There are seekers who have come to the conclusion that the mind has to be discarded because it interferes with the perception of objective reality and causes problems. Some teachers take a stance against the mind by calling it the Devil’s tool and curse the mind endlessly for its activities. This somewhat lopsided discourse cultivates a feeling among followers that the primary goal of spiritual self-improvement is to “halt” and discard the mind.
Osho, as a Buddhist in disguise, spoke about the state of no-mind all the time. What is no-mind? Just about the same as a no-chair or a no-table. A negative statement like this one leaves the mind with no clue to follow and is completely Buddhist in spirit. One can bounce from it toward only one conclusion: discard the mind.

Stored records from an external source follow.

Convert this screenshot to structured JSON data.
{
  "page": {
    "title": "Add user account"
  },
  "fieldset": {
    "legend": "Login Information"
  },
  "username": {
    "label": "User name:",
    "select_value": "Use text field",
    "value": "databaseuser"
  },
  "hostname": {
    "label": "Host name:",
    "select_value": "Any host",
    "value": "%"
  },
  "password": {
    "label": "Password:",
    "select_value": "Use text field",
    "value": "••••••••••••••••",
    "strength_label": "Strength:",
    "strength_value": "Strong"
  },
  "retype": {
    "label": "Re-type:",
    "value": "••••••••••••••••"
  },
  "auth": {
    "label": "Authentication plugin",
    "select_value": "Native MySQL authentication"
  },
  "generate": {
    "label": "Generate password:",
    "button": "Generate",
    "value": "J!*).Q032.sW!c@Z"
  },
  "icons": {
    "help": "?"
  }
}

I have met seekers who chose to focus their attempts on accomplishing the complicated and unrewarding task described above. They had a really hard time trying to do it. After all, they were trying to bring their minds to a stop by means of those very minds! The idea and desire to achieve such a halt find refuge in a seeker’s mind, spinning it into a frenzy of activity for its implementation. The majority of such seekers, mind you, have only a vague idea of what to expect should they reach their goal. It appears to them that the main point is to get rid of the mind, after which things will get sorted out somehow by themselves.
I happened to see people in the final stage of schizophrenia. This stage is characterized by the compete disintegration of personality, lack of desires, and a ruined mind. The point is that these patients did not reach enlightenment. They stayed in a vegetative state and might have starved to death if they were not forced to eat.
It is impossible to silence the mind by means of the mind, because the very desire to silence the mind will maintain its activity. Instead, attempts to achieve “inner silence” or to “stop the internal monologue” can impair one’s mental health. Brief periods of mind’s self-control will cycle with the states of inner chaos that resemble insanity.
More often than not, misinterpreted knowledge, or knowledge that came at a bad time, does more harm than good. To make a stop during a walk, we do not have to cut our legs off. It is sufficient to just have their power supply put on hold. If we adjust the alignment of forces in our essence in a such way that the mind is no longer dominant among the lower bodies, and consciousness becomes crystallized as a separate center, then the mind’s activity will gradually change. We don’t have to feel the same emotion all the time, do we? Equally, if we are in a state of complete non-identification, there is no need for us to think all the time.